<<<<

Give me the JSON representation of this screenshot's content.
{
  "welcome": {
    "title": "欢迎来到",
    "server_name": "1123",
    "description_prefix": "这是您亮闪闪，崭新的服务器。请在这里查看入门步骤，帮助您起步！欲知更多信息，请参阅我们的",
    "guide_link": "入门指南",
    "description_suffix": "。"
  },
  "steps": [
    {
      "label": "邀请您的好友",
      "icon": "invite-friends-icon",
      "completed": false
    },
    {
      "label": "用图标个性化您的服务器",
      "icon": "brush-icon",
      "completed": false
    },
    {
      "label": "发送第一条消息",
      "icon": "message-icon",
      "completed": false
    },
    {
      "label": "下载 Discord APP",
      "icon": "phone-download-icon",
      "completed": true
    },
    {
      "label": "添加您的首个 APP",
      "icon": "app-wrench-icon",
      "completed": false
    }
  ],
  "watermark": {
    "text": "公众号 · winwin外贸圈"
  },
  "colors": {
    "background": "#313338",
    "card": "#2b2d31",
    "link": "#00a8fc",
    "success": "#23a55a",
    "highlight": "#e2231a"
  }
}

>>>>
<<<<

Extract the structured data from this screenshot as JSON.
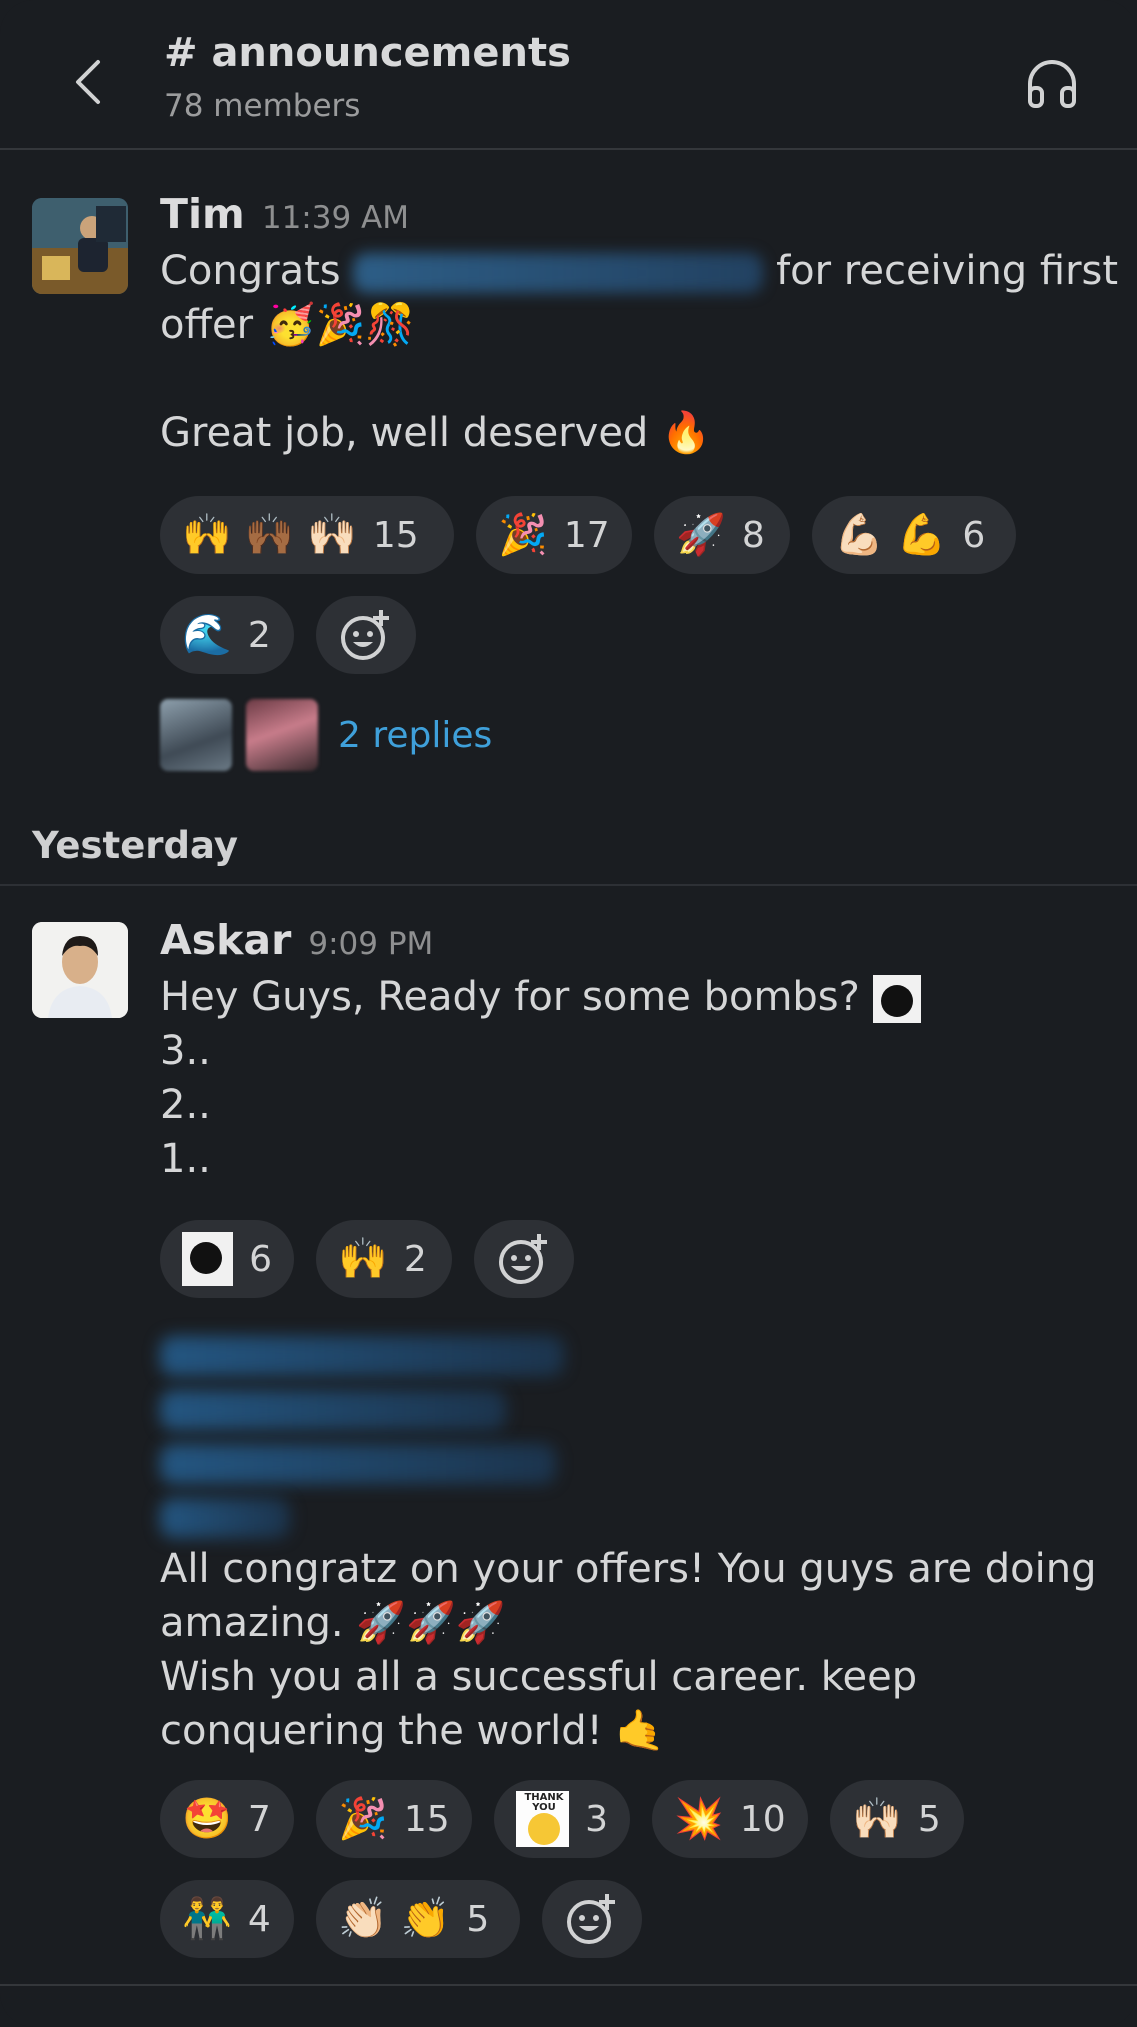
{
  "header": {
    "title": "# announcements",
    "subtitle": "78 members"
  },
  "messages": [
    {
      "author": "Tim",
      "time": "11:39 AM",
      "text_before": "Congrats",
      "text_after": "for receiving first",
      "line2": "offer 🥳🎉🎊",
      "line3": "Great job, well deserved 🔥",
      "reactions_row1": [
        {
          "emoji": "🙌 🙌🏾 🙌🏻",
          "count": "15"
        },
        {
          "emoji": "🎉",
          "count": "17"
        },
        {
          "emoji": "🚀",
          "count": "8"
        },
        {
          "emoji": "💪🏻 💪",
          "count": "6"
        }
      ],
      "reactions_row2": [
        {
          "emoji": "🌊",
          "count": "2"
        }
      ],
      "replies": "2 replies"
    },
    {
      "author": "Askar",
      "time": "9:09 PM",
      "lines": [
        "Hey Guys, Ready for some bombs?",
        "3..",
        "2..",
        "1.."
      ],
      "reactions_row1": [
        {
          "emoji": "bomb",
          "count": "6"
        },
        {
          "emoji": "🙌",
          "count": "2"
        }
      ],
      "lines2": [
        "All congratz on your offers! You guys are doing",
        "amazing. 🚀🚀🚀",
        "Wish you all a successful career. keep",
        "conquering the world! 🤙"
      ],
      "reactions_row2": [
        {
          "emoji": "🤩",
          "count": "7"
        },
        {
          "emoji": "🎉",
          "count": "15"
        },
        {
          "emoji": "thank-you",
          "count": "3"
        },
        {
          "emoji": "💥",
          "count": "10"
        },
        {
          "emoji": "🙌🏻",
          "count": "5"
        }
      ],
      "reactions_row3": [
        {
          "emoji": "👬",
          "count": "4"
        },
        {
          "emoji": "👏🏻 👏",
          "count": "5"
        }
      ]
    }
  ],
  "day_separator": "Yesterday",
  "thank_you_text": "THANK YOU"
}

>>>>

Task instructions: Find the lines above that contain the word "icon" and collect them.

Answer:
      "icon": "invite-friends-icon",
      "icon": "brush-icon",
      "icon": "message-icon",
      "icon": "phone-download-icon",
      "icon": "app-wrench-icon",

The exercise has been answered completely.